Special Report from our Crack Investigative Reporter
Blood Doping Scandal Rocks the TriHards!
Rumours have recently been spreading throughout the TriHards that one of their ranks has been engaging in the unethical, uncompetitive and just plain cheating behaviour of blood doping. Even more of a concern is the fact that it does not seem to have improved his results in the least! We tracked the culprit down to a room in Garran, where we found him reclining in a chair, with several ladies hovering over him ensuring his comfort, and passing him a chocolate milkshake.
And we found it was true; we watched as the blood of this elder statesmen of the TriHards was taken from his body, then cleaned and filtered, reducing the overall volume, thus increase the red blood cell density (doping!) We knew the Cyborg was getting old, but we never thought he’d consider such underhanded methods to keep up with the “whipper snappers” amongst the TriHards. Not being the hands-off journalistic types, we pushed the Cyborg on the issue.
And the cheat, squirming in his luxuriously-padded chair, dared to justify his behaviour. He claimed he was donating blood product to the Red Cross. Platelets, with some plasma in fact, and that it was all for a good cause, that he was in fact saving lives We, of course, didn’t believe his defence of altruistic actions for a moment. So, to convince us, he began to barrage us with facts in a pathetic attempt to distract us, heaping so much logical argument and statistics against our shimmering sensationalism as to render the entire story quite dull.

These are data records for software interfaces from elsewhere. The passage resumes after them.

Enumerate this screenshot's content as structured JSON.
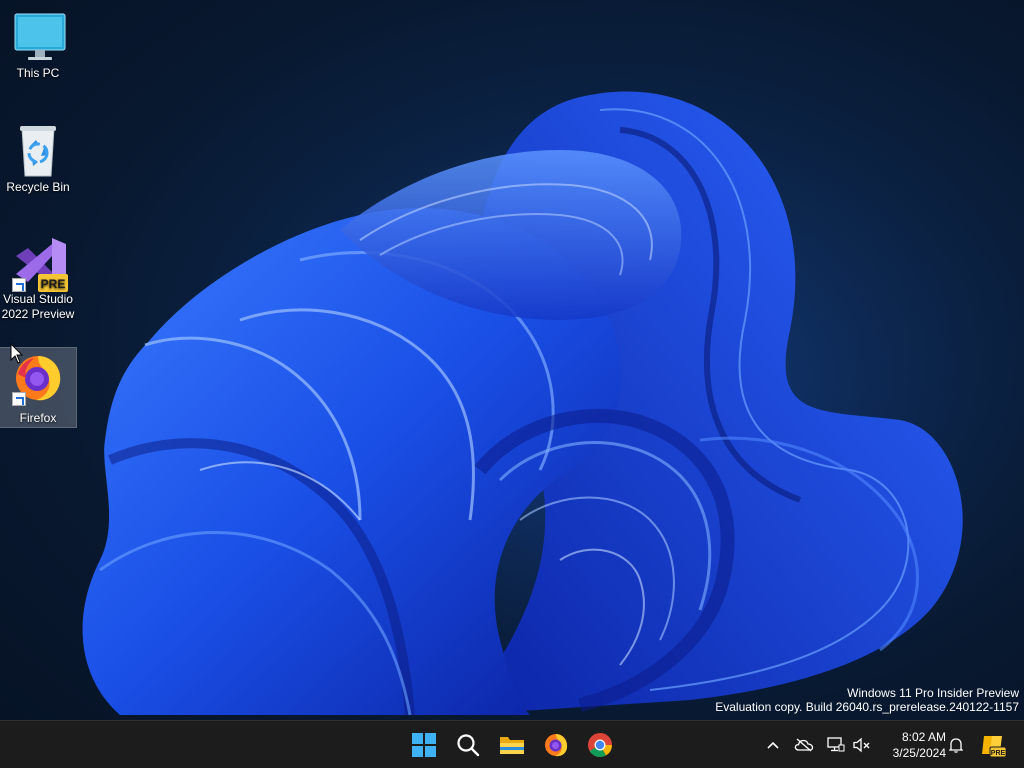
{
  "desktop": {
    "icons": [
      {
        "label": "This PC",
        "icon": "computer-icon"
      },
      {
        "label": "Recycle Bin",
        "icon": "recycle-bin-icon"
      },
      {
        "label": "Visual Studio 2022 Preview",
        "label_line1": "Visual Studio",
        "label_line2": "2022 Preview",
        "icon": "visual-studio-icon",
        "badge": "PRE",
        "shortcut": true
      },
      {
        "label": "Firefox",
        "icon": "firefox-icon",
        "shortcut": true,
        "selected": true
      }
    ]
  },
  "watermark": {
    "line1": "Windows 11 Pro Insider Preview",
    "line2": "Evaluation copy. Build 26040.rs_prerelease.240122-1157"
  },
  "taskbar": {
    "pinned": [
      "start-icon",
      "search-icon",
      "file-explorer-icon",
      "firefox-icon",
      "chrome-icon"
    ],
    "tray": [
      "chevron-up-icon",
      "onedrive-offline-icon",
      "network-icon",
      "volume-muted-icon"
    ],
    "time": "8:02 AM",
    "date": "3/25/2024",
    "badge": "PRE"
  },
  "colors": {
    "taskbar": "#1c1c1c",
    "wallpaper_bg": "#0b2346",
    "bloom": "#1d4fe0"
  }
}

The Cyborg started out by claiming he’d been a regular blood donor for years - since well before the TriHards had even started. And, just as adventure racers may move from shorter, novice courses up to the longer classic courses once they were experienced, so too he had moved through the ranks from the simple whole blood donation (which can only be done once every three months) up to plasma donation (which can be donated every fortnight), then finally onto the precious platelets (again which may be donated every two weeks). The more elite categories of plasma and platelet donation require a little more “work” whereby the donor is hooked up to the machine, and their blood is filtered through to make the donation. It takes a little longer than a regular donation, so is much more of an endurance event. And endurance event where you get milkshakes, a warm blanket and a chance to finally read that latest edition of Outer Edge (alternatively, they can provide a portable DVD player, so donors can bring in their own copy of 24 solo to watch!)
He then began to lull us into a slumber, rolling of facts and figures associated with what he claimed to be his life-saving donations, such as the fact that of the 22,704,190 Australians, only approximately 500,000 donate blood, or about 2%, which is a very small number of people to cover the 27,000-odd blood donations Australia needs every week. Particularly when you consider that approximately 33% of the population will need blood in their lifetime.
As our eyelids grew heavier and heavier under the burden of the Cyborg’s montone, one of the nurses made us more comfortable, tilting the chair back and putting a blanket over us, as the Cyborg continued in his dulcet, sleep-inducing tones:
“And you know, it doesn’t hurt at all. You won’t even know it’s happening - apart from the fact that you’ll receive some pampering for a half an hour or so. And who doesn’t need a bit of pampering every now and then? In fact, you’re soaking it!” And sure enough, they’d already taken 250ml of blood from us without us even noticing, distracting us from our indignant outrage by offering us a chocolate milkshake. Between the milkshake, and the juice and bikkies in the post-donation lounge, we probably put on more weight than we lost in the donation process, losing any advantage it may give us.
If you’d like to know more about blood donation, feel free to go to the Red Cross website (http://www.donateblood.com.au/) for some very comprehensive information.